While Bliss is impressed that the music is all self-produced, he thinks they should seek out more collaborations, adding that he’d love to work with them. Whether they can succeed internationally, is another thing. “It’s not easy,” Bliss says. “Hip-hop is a thing of the West – a lot of it comes from there to here... I just wish that we’d get more people like them to go in that direction, increasing the unique sound of hip-hop and Arabic.”
While Salim is starting work on solo album, Abdullah is open about his short-term commitment to the group. “I’m sure there will be other groups and other people,” he says. “We didn’t necessarily open the doors, but we did our part. I think from now on it’s about pushing other artists.”

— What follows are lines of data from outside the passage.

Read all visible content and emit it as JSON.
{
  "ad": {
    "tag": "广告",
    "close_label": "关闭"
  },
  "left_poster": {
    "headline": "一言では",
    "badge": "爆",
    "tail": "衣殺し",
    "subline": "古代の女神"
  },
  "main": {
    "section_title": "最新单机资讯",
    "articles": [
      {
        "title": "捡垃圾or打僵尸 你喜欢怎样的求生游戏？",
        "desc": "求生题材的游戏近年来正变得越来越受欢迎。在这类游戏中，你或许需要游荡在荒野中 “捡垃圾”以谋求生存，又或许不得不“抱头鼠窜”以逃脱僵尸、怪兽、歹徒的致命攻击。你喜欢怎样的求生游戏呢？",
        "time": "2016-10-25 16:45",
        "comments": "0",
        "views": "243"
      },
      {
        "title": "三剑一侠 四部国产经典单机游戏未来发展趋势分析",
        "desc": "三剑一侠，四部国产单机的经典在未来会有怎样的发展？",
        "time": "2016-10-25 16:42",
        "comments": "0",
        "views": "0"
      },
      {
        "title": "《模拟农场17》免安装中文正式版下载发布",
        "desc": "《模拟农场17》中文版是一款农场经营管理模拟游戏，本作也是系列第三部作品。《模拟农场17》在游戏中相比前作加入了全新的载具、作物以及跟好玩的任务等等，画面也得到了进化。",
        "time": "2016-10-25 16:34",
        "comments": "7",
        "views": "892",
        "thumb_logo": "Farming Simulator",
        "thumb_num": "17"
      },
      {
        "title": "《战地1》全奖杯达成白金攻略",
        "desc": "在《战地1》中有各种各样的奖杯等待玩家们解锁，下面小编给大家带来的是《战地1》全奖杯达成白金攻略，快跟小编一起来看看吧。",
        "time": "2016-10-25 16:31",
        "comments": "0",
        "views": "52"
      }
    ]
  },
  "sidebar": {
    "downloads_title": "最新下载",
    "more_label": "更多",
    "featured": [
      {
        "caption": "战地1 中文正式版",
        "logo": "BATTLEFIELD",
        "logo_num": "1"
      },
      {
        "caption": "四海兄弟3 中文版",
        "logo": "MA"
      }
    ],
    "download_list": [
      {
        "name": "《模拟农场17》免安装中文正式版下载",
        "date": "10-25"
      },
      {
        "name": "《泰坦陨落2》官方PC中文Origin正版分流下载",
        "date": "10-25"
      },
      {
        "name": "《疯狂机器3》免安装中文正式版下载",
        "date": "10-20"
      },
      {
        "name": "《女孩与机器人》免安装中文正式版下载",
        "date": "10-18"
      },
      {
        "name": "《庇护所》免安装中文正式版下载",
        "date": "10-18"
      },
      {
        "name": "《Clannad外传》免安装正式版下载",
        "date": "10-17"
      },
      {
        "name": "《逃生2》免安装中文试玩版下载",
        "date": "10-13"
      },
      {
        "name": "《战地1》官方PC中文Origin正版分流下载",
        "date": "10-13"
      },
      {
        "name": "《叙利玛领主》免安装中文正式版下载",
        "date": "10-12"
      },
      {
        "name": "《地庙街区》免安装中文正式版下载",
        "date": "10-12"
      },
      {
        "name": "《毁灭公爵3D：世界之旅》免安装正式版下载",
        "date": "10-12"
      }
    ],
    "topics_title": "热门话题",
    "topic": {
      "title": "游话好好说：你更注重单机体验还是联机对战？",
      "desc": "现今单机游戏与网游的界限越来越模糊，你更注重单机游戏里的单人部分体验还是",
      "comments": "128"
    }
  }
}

Adetokunboh says there are two rappers coming out of Ras al Khaimah, KD and Ace, who hope to release their first CD next year. “They’re not going to be the next Desert Heat, but they’ll be the next Emirati hip-hop group.”
To increase their commercial appeal, Desert Heat’s next album includes more club songs. “For a couple of reasons, the album wasn’t commercial enough,” Adetokunboh says. “We didn’t have a lot people downloading. We’re looking for universal appeal to get the music out there. If you don’t sell records, you’re not really doing anything.”
We Can’t Stop, the first single, is certainly more lively than the tracks on When The Desert Speaks. “Now we’re addressing the mainstream, now we want to get the clubs and get the people partying,” he says. “We’re here to let people have some fun.”
The crowd at Emirati Expressions is in full dance mode with the closing number, one of the group’s songs Hela, Hela. It was produced by Fredwreck, a well-known Palestinian-American producer who works for MTV Arabia. After the show, a group of young teenagers rush the brothers as they leave the stage. Holding art programmes, loose sheets of paper and sticky notes, they ask for their autographs. Abdullah told me earlier that the first time he was asked for an autograph, “I though they were making fun of us or something.”
This time though, as they pose for pictures and sign lose paper, they are confident; for a moment, at least, they are rap stars.
When The Desert Speaks is available in Virgin Megastores and on iTunes.
Positively hip hop
Lyrics from Under Her Feet, from the album When The Desert Speaks:
From the day I was born, straight to your arms
I’m a use my tear drops to write this song
Ummi it’s kind of hard where I start
All the sacrifices you took just to make me smile
All the pain you absorbed, not to make me cry
What I did in return is bring you lies
But life is a test then we die
And before we gone I’m a try and touch the sky
There’s no way that I can pay you back
25 years of night shifts broke your back
25 years hardship we fought through that
If I hurt you Ummi please forgive me for that
The truth is everything I am is you
We survived the struggle and we made it through
I say these words and my soul’s sincere
Under your feet, I really see heaven so clear
Dear Ummi words can’t really explain you
So I made you a whole song, only to say I love you
You made us happy even though times was taboo
You sacrificed a lot if you thinks I don’t know I do
I’m sorry for all the pain that I caused you
Not really knowing that your own family fought you
But we learn from mistakes and we’re here to support you
You were always strong, understanding, always there to talk to
You turned dead ends into hope, together you made us stay
Fight the dark nights and be blessed with better days
You know we came a long way, Alhamdulillah we got to pray
Your patience will pay off, Walla believe me
The sweetest woman on earth, Bus Urdhiky
You shared happiness like charity, ya rabiy khaliky
I say these words and my soul’s sincere
Under your feet, I really see heaven so clear